### INSTRUCTIONS FOR THE TASK
Please print exactly the lines running from the one that contains "Read all visible content and emit it as JSON." to the end of the data, with both lines included.

### SUPPLIED ENTRIES

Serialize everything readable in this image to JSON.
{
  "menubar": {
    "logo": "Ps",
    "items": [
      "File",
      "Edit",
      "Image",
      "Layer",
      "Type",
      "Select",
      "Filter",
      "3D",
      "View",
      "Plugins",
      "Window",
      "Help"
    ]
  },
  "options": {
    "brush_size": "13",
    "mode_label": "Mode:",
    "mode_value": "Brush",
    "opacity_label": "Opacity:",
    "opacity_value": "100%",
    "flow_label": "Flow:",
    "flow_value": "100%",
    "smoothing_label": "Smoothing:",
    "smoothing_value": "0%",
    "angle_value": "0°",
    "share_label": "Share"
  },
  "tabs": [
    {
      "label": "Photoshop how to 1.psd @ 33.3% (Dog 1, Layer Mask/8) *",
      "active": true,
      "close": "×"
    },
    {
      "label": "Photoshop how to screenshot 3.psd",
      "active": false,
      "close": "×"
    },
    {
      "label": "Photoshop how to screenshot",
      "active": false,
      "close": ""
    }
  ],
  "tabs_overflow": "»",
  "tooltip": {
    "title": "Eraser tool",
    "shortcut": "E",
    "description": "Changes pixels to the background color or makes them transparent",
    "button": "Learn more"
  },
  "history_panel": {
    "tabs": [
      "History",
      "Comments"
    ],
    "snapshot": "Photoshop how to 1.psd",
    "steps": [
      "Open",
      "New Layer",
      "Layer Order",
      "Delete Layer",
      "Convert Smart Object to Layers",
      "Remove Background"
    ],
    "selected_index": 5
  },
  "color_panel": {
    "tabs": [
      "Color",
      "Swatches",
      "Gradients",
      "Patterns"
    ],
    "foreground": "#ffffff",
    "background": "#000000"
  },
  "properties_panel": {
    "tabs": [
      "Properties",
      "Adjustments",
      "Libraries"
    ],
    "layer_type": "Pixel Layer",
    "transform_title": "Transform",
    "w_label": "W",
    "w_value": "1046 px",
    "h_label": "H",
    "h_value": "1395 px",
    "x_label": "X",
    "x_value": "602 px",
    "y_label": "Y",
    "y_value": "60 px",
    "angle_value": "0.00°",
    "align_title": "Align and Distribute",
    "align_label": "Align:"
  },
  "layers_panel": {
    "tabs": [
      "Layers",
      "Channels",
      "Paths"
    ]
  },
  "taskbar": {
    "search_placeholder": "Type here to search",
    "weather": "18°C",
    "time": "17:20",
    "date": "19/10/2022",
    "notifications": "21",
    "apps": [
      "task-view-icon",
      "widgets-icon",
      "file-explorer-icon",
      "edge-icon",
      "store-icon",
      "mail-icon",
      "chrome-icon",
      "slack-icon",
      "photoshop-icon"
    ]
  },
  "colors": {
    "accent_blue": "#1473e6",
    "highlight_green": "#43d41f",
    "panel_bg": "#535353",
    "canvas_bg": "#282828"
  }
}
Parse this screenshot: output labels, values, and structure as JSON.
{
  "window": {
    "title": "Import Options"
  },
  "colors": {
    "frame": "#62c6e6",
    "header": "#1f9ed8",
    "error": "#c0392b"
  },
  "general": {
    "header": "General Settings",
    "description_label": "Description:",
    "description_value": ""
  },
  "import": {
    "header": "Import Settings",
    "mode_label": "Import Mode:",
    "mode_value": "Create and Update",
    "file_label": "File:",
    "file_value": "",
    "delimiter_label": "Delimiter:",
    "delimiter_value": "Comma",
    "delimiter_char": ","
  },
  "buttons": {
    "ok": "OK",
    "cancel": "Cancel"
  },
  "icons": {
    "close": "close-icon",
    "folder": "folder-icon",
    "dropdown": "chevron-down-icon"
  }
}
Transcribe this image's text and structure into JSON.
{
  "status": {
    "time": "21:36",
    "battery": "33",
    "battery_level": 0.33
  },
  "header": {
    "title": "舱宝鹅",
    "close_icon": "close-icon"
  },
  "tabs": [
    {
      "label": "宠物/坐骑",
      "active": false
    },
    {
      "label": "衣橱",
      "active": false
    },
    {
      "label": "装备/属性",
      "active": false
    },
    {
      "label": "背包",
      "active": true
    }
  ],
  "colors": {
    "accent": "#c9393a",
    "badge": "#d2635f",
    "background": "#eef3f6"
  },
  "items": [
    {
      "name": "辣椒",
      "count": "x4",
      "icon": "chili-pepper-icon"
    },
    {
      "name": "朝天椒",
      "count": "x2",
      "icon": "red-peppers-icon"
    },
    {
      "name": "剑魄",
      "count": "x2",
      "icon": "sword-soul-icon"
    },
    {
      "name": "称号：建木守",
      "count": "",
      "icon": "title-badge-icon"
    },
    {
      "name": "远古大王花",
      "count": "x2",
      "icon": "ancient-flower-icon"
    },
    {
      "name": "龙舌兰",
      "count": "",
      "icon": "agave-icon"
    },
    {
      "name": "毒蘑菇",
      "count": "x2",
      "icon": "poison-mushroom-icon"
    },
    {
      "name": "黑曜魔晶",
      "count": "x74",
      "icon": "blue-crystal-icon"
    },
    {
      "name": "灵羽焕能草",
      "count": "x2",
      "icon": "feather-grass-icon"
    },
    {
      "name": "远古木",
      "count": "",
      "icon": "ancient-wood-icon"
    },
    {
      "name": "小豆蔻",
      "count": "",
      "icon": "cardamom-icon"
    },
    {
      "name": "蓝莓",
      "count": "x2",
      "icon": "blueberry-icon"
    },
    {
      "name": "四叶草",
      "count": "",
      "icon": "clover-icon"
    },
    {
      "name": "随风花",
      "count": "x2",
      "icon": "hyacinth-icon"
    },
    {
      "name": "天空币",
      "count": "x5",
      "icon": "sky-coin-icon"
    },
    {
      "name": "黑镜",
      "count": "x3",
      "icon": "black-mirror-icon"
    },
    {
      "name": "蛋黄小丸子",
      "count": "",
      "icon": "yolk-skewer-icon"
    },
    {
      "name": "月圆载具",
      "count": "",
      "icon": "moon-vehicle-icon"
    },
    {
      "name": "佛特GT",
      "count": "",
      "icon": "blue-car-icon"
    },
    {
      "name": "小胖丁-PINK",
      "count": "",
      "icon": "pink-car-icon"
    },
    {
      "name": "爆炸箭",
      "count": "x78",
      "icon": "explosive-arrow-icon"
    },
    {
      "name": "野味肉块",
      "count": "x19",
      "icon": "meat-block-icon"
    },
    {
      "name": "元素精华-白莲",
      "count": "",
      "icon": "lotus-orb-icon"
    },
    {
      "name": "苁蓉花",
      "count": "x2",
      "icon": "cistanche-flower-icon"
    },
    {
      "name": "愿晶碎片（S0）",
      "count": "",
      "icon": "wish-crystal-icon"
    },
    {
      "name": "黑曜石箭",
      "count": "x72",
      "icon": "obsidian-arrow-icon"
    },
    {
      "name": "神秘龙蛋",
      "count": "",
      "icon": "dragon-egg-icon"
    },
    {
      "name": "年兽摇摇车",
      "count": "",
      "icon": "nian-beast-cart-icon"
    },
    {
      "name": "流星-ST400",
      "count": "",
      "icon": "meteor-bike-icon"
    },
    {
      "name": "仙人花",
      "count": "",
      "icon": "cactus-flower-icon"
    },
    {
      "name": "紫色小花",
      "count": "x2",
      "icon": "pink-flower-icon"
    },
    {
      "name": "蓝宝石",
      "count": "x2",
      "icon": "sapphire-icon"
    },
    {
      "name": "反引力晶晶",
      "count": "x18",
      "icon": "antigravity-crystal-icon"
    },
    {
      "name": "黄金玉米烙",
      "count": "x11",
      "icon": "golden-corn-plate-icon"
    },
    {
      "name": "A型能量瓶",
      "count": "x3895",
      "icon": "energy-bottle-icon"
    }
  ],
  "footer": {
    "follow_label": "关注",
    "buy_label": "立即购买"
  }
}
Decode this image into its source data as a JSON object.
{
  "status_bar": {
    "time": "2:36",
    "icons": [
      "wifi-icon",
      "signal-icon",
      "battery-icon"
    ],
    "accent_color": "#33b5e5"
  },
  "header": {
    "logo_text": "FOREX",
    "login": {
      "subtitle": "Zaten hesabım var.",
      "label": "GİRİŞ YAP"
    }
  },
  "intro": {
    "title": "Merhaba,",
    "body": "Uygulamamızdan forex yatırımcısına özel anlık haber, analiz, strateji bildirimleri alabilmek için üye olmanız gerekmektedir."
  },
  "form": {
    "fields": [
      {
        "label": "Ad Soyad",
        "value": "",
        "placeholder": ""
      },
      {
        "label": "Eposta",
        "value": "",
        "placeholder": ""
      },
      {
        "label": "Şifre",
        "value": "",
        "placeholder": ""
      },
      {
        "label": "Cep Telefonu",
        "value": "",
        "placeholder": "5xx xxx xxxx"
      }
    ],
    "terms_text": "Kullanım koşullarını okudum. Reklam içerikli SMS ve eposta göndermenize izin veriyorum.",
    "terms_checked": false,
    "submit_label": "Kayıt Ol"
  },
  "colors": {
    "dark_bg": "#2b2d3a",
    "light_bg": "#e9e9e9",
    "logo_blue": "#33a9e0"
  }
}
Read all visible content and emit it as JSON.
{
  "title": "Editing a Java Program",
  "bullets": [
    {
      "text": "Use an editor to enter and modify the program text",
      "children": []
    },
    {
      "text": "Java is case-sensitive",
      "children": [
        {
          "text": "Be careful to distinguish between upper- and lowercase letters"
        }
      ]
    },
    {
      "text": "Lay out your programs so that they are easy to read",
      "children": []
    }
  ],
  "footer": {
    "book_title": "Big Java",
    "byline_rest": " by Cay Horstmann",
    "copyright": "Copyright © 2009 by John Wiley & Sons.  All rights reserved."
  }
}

### COMPLETED TASK
Read all visible content and emit it as JSON.
{
  "title": "Editing a Java Program",
  "bullets": [
    {
      "text": "Use an editor to enter and modify the program text",
      "children": []
    },
    {
      "text": "Java is case-sensitive",
      "children": [
        {
          "text": "Be careful to distinguish between upper- and lowercase letters"
        }
      ]
    },
    {
      "text": "Lay out your programs so that they are easy to read",
      "children": []
    }
  ],
  "footer": {
    "book_title": "Big Java",
    "byline_rest": " by Cay Horstmann",
    "copyright": "Copyright © 2009 by John Wiley & Sons.  All rights reserved."
  }
}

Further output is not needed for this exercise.